### EXERCISE OBJECTIVE
Give a bare count of the lines with "text" in the material below.
+ + +
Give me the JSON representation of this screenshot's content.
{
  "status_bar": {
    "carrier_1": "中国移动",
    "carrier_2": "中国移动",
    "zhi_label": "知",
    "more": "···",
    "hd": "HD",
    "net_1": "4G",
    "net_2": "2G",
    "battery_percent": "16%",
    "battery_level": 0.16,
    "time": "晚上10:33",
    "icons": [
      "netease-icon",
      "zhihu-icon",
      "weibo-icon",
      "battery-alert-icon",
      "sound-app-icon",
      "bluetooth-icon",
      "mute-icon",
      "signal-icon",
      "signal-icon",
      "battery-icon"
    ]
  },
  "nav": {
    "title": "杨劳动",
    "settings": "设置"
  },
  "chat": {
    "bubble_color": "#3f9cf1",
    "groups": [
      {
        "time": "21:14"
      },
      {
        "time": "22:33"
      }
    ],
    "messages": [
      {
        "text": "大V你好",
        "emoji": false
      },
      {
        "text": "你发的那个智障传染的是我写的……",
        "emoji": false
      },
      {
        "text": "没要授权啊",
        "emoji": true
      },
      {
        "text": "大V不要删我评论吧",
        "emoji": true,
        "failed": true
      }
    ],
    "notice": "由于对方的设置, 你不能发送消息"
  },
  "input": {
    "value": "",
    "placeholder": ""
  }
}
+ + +
### RESULT FOR THIS EXERCISE
4